ABOUT THIS TASK
Return the count of lines in the records that include the string "axis", and nothing besides it.

Website and app data records:
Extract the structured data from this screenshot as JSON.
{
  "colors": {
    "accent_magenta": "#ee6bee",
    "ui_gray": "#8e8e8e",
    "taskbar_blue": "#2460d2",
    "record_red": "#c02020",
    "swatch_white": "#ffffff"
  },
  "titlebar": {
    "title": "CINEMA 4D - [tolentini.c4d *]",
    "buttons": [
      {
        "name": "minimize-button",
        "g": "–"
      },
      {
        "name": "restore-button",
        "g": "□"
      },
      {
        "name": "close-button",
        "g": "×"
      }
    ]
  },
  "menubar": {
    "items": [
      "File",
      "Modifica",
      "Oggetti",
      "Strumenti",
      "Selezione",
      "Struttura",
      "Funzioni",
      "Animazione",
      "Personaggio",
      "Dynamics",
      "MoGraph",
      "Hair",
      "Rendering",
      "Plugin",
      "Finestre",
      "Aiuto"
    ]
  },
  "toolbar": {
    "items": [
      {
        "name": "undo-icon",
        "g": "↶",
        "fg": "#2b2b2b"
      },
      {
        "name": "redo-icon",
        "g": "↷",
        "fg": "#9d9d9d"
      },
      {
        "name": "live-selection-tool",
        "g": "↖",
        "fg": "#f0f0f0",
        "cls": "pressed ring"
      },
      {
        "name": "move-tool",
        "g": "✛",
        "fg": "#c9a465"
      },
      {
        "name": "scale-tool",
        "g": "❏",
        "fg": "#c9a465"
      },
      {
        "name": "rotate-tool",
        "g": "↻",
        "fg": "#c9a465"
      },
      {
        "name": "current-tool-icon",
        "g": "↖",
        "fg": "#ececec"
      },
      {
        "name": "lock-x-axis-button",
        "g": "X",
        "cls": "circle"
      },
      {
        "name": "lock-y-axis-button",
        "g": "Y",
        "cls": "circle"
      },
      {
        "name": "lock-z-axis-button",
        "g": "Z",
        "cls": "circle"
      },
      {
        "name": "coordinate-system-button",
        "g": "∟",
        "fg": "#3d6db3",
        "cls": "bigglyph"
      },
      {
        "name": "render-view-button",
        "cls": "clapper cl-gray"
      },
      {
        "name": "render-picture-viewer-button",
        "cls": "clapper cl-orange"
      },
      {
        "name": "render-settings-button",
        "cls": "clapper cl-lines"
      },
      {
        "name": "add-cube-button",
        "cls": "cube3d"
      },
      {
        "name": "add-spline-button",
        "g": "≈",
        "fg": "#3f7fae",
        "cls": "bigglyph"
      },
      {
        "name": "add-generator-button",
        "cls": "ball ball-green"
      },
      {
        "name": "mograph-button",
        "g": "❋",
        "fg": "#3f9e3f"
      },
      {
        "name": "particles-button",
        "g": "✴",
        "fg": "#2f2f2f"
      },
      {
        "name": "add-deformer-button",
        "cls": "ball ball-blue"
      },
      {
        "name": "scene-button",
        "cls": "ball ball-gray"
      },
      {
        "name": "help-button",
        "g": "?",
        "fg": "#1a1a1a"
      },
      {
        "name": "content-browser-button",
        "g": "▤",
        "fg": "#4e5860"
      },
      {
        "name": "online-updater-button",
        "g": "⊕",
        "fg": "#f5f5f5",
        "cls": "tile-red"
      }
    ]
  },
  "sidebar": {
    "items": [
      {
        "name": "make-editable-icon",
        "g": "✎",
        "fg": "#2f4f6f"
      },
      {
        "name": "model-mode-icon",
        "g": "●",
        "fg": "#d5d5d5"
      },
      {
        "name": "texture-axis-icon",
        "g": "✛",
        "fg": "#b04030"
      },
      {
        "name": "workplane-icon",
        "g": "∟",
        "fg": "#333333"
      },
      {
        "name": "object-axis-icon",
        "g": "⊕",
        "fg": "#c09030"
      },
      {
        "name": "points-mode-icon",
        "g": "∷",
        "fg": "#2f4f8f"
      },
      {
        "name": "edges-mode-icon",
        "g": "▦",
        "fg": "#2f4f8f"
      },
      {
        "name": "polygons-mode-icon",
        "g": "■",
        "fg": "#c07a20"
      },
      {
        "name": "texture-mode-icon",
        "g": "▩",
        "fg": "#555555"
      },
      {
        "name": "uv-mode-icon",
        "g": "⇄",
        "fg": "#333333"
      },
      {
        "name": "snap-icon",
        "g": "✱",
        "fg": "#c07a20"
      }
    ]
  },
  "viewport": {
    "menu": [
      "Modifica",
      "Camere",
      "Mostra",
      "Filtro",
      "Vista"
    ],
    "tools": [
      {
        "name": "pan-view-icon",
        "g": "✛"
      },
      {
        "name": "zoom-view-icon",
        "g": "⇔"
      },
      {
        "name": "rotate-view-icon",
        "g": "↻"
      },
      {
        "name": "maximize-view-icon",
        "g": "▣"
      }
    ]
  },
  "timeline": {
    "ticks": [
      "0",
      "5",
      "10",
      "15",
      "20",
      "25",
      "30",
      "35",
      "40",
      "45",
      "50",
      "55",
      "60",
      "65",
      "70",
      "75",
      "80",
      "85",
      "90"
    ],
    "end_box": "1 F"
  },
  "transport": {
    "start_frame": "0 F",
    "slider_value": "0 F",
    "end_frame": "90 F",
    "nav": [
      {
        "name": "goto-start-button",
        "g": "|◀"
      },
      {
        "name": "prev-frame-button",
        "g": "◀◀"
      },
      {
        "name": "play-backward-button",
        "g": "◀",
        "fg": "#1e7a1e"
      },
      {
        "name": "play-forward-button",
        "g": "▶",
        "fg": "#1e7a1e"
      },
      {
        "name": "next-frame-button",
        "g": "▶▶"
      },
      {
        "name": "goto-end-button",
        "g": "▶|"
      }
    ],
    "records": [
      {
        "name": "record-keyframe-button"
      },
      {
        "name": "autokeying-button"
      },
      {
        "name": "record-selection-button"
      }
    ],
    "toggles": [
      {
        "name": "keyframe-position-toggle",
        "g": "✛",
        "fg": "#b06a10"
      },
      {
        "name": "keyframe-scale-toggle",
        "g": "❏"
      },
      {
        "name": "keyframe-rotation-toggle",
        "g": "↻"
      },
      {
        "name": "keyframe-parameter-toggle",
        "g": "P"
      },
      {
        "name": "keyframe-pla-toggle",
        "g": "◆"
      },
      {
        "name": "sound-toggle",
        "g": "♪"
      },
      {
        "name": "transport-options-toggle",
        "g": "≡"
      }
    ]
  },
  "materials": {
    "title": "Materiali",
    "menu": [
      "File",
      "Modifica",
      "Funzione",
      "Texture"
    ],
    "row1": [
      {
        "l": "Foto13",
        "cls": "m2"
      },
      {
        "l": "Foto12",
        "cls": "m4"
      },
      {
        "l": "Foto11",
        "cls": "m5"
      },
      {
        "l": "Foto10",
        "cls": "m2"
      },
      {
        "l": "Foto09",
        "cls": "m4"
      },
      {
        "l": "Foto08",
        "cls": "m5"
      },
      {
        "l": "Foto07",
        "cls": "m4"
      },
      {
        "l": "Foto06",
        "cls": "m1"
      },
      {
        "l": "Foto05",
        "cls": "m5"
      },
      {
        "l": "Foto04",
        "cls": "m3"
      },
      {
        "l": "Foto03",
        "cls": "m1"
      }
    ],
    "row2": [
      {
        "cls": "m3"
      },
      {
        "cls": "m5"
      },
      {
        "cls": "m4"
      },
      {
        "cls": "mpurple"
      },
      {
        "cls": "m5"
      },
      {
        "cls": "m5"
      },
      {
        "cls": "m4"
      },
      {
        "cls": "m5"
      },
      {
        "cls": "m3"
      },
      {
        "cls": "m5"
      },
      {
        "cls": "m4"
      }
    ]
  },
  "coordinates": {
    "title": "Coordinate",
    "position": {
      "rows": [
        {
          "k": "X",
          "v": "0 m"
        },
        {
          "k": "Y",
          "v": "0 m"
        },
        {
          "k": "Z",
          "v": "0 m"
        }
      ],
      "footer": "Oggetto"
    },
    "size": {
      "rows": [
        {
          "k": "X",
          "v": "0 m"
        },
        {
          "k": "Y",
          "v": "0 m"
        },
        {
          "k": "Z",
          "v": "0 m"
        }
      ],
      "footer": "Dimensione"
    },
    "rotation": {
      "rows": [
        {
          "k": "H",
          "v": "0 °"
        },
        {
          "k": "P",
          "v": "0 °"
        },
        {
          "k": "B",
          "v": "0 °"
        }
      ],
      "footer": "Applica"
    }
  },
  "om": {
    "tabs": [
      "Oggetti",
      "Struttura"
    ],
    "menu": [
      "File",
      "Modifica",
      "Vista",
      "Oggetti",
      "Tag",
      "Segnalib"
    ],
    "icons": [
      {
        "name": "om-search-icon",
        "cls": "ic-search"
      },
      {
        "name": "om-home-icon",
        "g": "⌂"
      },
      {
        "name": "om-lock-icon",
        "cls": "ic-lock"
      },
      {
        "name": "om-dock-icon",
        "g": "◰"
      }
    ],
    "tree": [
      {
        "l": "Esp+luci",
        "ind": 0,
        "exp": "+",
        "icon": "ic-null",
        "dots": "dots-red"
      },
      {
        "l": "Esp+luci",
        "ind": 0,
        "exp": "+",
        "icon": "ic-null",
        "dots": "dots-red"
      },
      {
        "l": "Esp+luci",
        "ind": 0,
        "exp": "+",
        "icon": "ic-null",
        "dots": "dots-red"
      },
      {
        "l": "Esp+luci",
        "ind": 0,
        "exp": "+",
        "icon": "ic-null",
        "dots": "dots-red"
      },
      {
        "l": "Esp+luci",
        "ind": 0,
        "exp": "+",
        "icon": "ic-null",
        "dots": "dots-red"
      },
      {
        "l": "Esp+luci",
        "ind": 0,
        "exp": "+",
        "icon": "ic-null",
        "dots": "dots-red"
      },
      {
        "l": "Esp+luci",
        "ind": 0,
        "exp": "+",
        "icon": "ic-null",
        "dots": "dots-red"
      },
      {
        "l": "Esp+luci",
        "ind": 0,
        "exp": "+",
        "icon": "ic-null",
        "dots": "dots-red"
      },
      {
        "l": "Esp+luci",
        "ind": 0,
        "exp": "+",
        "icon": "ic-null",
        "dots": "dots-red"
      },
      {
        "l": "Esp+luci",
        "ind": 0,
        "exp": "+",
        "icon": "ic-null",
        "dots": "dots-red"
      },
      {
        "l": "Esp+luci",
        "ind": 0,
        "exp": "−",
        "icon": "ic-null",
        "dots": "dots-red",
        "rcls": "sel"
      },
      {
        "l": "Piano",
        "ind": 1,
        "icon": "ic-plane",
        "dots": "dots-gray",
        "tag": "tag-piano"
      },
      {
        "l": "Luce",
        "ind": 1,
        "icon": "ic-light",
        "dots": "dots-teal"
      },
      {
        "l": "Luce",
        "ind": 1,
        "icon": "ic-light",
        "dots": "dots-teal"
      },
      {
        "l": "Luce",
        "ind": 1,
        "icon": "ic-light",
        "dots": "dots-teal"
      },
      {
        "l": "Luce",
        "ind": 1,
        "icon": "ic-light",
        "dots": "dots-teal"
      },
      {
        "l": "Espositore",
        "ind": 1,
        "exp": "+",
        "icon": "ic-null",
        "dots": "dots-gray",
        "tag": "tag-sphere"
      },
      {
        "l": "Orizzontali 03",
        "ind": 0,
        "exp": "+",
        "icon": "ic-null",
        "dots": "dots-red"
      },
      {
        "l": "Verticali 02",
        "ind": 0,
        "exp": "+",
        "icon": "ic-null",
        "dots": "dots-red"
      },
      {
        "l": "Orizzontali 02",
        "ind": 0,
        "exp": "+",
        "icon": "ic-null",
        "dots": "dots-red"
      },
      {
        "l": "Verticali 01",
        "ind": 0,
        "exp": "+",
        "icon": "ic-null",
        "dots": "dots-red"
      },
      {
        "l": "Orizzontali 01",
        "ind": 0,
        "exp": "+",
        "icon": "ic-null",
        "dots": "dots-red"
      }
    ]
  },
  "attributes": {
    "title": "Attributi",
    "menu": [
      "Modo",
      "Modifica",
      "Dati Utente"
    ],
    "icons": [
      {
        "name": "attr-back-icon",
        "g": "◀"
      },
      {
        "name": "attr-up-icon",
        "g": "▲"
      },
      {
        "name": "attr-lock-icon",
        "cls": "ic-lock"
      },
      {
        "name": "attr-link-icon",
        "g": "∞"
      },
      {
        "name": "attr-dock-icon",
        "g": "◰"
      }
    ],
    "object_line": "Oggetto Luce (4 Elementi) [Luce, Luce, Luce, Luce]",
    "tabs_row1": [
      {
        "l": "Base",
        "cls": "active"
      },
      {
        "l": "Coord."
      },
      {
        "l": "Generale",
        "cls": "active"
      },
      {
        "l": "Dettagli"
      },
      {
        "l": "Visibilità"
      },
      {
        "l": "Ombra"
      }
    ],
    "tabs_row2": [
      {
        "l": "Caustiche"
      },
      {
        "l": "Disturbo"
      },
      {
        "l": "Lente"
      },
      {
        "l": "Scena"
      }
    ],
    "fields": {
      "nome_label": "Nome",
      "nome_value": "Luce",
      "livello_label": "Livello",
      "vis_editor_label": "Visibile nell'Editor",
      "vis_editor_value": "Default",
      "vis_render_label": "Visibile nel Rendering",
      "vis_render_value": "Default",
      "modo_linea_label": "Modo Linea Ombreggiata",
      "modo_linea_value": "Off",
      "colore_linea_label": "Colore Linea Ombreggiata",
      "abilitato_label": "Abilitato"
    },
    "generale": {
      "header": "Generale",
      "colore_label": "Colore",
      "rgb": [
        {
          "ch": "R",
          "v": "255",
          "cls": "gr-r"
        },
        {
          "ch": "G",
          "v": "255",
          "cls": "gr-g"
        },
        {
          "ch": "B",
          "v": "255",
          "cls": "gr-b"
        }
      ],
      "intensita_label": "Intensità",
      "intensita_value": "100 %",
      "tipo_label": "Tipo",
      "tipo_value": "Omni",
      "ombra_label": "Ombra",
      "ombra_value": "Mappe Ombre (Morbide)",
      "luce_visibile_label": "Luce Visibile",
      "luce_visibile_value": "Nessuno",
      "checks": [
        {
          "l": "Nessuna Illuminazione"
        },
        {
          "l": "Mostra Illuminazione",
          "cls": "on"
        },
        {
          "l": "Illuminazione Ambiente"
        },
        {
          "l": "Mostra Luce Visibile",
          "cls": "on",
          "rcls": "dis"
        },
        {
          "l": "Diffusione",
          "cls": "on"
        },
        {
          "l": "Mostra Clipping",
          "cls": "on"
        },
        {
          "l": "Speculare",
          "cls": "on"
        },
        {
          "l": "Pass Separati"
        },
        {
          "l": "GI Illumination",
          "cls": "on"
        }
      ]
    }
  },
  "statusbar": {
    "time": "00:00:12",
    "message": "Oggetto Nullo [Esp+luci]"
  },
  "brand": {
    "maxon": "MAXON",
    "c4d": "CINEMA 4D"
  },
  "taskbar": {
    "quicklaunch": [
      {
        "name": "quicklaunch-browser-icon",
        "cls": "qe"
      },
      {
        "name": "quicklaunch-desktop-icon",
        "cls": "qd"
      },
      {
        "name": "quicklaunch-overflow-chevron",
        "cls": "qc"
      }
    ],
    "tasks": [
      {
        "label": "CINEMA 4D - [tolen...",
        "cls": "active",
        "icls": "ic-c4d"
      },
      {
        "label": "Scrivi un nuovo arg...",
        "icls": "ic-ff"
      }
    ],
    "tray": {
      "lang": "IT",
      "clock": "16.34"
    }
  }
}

YOUR SOLUTION
5